> WHAT TO DO:
Repeat the listing below in full and exactly. Pictures are to be omitted.

*** Begin section ***

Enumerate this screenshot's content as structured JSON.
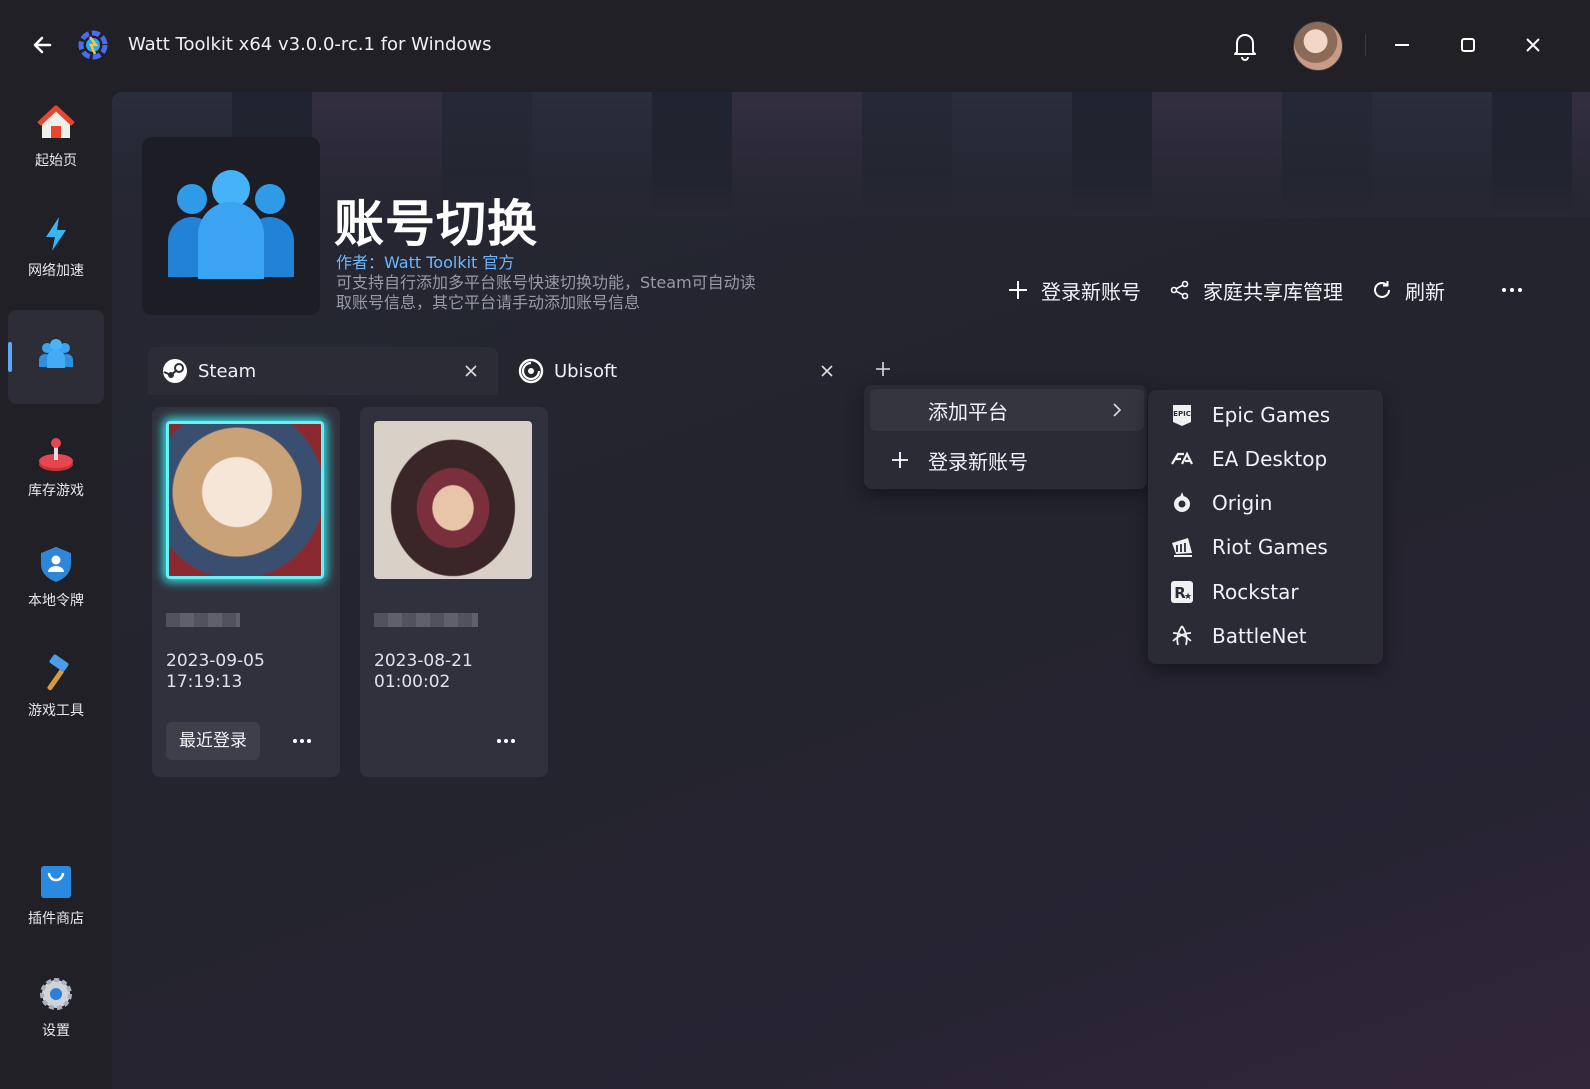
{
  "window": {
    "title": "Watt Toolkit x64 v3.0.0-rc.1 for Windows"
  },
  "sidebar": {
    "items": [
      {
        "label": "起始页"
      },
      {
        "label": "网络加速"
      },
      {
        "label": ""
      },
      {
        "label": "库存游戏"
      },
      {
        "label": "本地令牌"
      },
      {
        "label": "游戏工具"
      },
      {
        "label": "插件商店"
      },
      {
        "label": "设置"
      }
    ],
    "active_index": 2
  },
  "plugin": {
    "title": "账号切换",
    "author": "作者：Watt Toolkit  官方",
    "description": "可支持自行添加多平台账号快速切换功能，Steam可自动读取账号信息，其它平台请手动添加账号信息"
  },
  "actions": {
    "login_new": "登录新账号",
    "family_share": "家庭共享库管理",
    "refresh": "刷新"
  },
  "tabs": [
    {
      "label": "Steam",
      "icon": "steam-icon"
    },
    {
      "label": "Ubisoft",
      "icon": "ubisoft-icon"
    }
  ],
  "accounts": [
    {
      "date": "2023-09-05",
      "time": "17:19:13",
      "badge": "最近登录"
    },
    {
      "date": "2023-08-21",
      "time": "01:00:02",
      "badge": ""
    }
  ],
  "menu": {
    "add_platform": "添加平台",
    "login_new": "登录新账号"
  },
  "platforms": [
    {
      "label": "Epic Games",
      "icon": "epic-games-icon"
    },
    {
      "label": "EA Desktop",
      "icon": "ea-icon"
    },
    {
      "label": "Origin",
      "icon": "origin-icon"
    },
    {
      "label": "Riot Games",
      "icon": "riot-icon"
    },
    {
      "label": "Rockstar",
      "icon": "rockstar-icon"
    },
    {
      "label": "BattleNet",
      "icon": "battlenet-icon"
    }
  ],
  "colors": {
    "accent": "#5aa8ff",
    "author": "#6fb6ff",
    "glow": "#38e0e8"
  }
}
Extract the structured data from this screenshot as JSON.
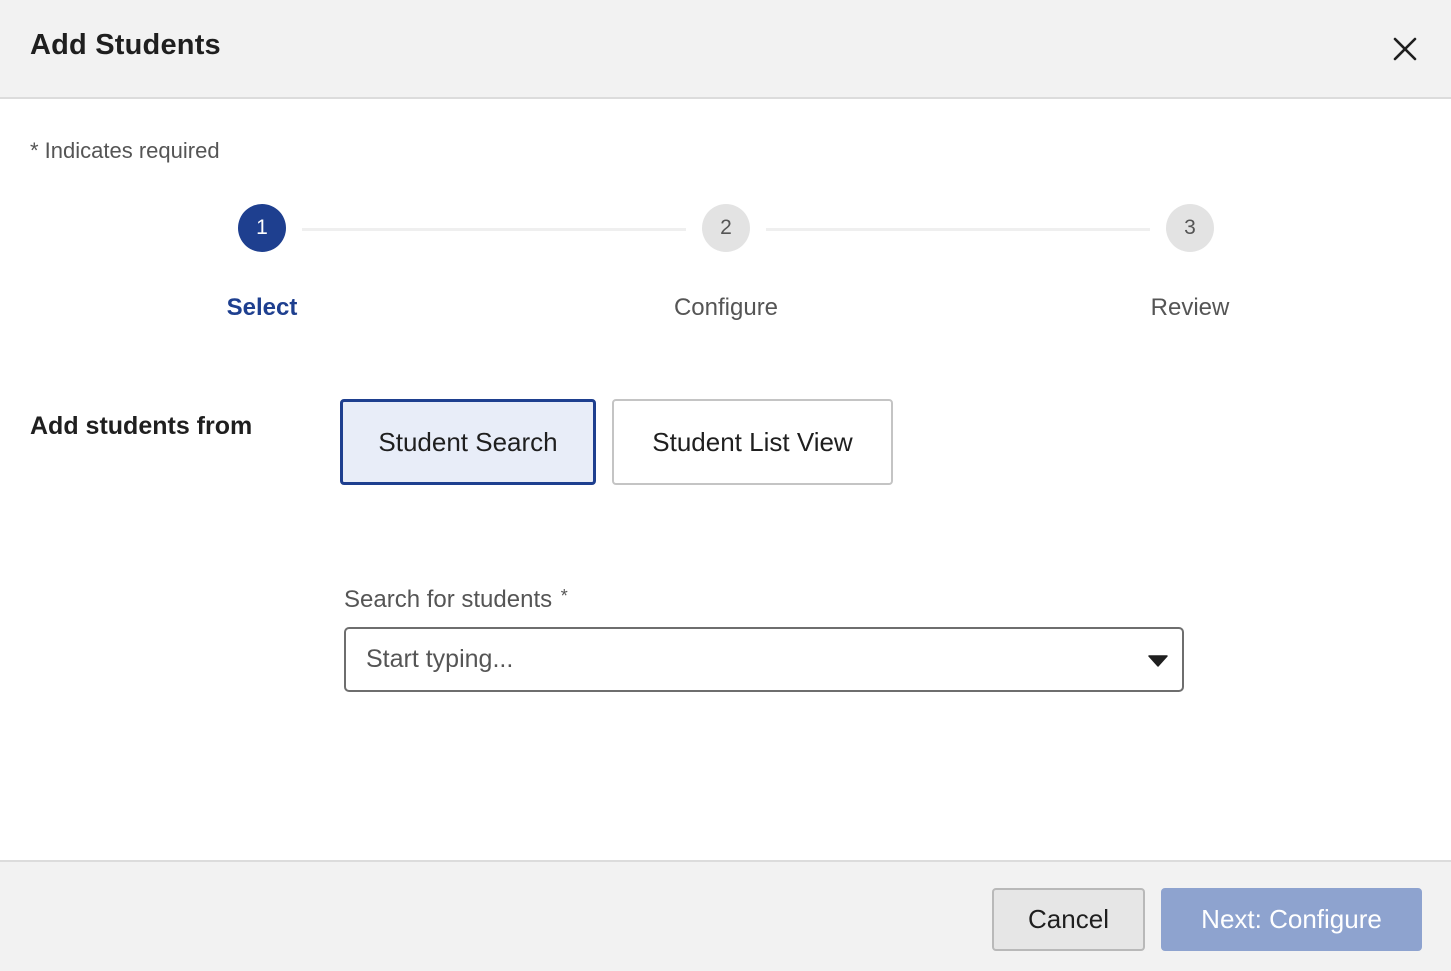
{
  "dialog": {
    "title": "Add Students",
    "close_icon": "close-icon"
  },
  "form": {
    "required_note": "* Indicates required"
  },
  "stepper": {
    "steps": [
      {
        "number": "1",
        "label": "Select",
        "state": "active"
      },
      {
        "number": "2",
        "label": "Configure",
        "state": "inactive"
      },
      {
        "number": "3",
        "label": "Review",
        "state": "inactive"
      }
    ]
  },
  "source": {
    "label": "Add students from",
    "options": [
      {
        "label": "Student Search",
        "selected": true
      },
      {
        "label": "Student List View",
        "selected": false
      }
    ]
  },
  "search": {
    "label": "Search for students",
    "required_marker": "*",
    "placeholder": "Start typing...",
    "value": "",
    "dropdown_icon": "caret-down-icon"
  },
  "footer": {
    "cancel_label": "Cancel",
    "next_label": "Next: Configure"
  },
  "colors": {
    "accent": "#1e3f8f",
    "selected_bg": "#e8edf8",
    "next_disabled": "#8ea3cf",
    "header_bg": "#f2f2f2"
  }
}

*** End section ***

> ANSWER BOX:
Enumerate this screenshot's content as structured JSON.
{
  "window": {
    "title": "Watt Toolkit x64 v3.0.0-rc.1 for Windows"
  },
  "sidebar": {
    "items": [
      {
        "label": "起始页"
      },
      {
        "label": "网络加速"
      },
      {
        "label": ""
      },
      {
        "label": "库存游戏"
      },
      {
        "label": "本地令牌"
      },
      {
        "label": "游戏工具"
      },
      {
        "label": "插件商店"
      },
      {
        "label": "设置"
      }
    ],
    "active_index": 2
  },
  "plugin": {
    "title": "账号切换",
    "author": "作者：Watt Toolkit  官方",
    "description": "可支持自行添加多平台账号快速切换功能，Steam可自动读取账号信息，其它平台请手动添加账号信息"
  },
  "actions": {
    "login_new": "登录新账号",
    "family_share": "家庭共享库管理",
    "refresh": "刷新"
  },
  "tabs": [
    {
      "label": "Steam",
      "icon": "steam-icon"
    },
    {
      "label": "Ubisoft",
      "icon": "ubisoft-icon"
    }
  ],
  "accounts": [
    {
      "date": "2023-09-05",
      "time": "17:19:13",
      "badge": "最近登录"
    },
    {
      "date": "2023-08-21",
      "time": "01:00:02",
      "badge": ""
    }
  ],
  "menu": {
    "add_platform": "添加平台",
    "login_new": "登录新账号"
  },
  "platforms": [
    {
      "label": "Epic Games",
      "icon": "epic-games-icon"
    },
    {
      "label": "EA Desktop",
      "icon": "ea-icon"
    },
    {
      "label": "Origin",
      "icon": "origin-icon"
    },
    {
      "label": "Riot Games",
      "icon": "riot-icon"
    },
    {
      "label": "Rockstar",
      "icon": "rockstar-icon"
    },
    {
      "label": "BattleNet",
      "icon": "battlenet-icon"
    }
  ],
  "colors": {
    "accent": "#5aa8ff",
    "author": "#6fb6ff",
    "glow": "#38e0e8"
  }
}
Extract the structured data from this screenshot as JSON.
{
  "dialog": {
    "title": "Add Students",
    "close_icon": "close-icon"
  },
  "form": {
    "required_note": "* Indicates required"
  },
  "stepper": {
    "steps": [
      {
        "number": "1",
        "label": "Select",
        "state": "active"
      },
      {
        "number": "2",
        "label": "Configure",
        "state": "inactive"
      },
      {
        "number": "3",
        "label": "Review",
        "state": "inactive"
      }
    ]
  },
  "source": {
    "label": "Add students from",
    "options": [
      {
        "label": "Student Search",
        "selected": true
      },
      {
        "label": "Student List View",
        "selected": false
      }
    ]
  },
  "search": {
    "label": "Search for students",
    "required_marker": "*",
    "placeholder": "Start typing...",
    "value": "",
    "dropdown_icon": "caret-down-icon"
  },
  "footer": {
    "cancel_label": "Cancel",
    "next_label": "Next: Configure"
  },
  "colors": {
    "accent": "#1e3f8f",
    "selected_bg": "#e8edf8",
    "next_disabled": "#8ea3cf",
    "header_bg": "#f2f2f2"
  }
}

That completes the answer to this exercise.